(Your goal): Could you copy every line of the data that contains the word "Records"?

>>>

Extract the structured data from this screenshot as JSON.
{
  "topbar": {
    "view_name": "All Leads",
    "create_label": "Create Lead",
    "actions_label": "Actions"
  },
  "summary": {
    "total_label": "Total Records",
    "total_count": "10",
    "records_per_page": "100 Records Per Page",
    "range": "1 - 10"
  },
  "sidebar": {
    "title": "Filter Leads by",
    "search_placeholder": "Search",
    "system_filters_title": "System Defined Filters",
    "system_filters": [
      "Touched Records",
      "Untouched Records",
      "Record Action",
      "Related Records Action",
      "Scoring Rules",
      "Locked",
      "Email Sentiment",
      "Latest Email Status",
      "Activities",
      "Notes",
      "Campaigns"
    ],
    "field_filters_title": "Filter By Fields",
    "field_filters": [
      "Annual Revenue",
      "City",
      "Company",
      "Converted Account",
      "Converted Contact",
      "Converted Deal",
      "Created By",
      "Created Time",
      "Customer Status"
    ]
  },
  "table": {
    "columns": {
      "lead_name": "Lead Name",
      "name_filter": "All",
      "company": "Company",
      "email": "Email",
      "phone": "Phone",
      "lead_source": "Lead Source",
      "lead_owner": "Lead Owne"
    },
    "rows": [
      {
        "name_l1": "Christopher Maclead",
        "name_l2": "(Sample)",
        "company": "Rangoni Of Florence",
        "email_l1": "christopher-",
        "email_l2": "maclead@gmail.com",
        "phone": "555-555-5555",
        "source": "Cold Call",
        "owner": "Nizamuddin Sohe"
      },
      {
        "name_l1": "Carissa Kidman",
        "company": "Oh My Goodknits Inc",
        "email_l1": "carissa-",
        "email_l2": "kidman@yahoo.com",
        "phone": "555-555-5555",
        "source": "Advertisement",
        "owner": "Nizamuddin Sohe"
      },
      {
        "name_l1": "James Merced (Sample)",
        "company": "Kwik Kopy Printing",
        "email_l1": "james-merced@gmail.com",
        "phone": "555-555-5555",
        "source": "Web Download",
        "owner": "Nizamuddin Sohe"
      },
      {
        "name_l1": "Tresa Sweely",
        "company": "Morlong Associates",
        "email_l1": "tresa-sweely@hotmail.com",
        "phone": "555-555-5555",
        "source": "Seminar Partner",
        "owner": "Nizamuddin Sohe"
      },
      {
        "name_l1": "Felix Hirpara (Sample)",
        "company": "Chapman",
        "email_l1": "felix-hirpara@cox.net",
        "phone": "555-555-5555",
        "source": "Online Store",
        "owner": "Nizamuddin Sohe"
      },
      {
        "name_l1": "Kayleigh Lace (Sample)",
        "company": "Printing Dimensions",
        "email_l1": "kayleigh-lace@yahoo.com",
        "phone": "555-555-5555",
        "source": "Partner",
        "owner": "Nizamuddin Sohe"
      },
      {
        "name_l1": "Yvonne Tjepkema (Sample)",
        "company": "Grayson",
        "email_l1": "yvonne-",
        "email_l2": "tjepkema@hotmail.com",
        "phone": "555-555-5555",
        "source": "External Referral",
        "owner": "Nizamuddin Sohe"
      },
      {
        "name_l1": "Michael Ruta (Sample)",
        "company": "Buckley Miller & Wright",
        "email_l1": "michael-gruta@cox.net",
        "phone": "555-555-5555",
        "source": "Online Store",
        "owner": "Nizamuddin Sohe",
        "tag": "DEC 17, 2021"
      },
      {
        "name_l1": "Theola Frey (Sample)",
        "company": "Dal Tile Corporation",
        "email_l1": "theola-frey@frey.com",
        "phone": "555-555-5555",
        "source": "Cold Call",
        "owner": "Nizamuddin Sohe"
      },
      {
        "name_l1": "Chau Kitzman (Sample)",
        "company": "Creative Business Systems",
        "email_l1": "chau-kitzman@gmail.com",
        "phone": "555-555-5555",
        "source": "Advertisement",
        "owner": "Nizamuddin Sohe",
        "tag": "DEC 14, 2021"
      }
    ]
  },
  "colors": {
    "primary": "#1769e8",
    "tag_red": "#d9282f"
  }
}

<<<

(Answer space):
    "total_label": "Total Records",
    "records_per_page": "100 Records Per Page",
      "Touched Records",
      "Untouched Records",
      "Related Records Action",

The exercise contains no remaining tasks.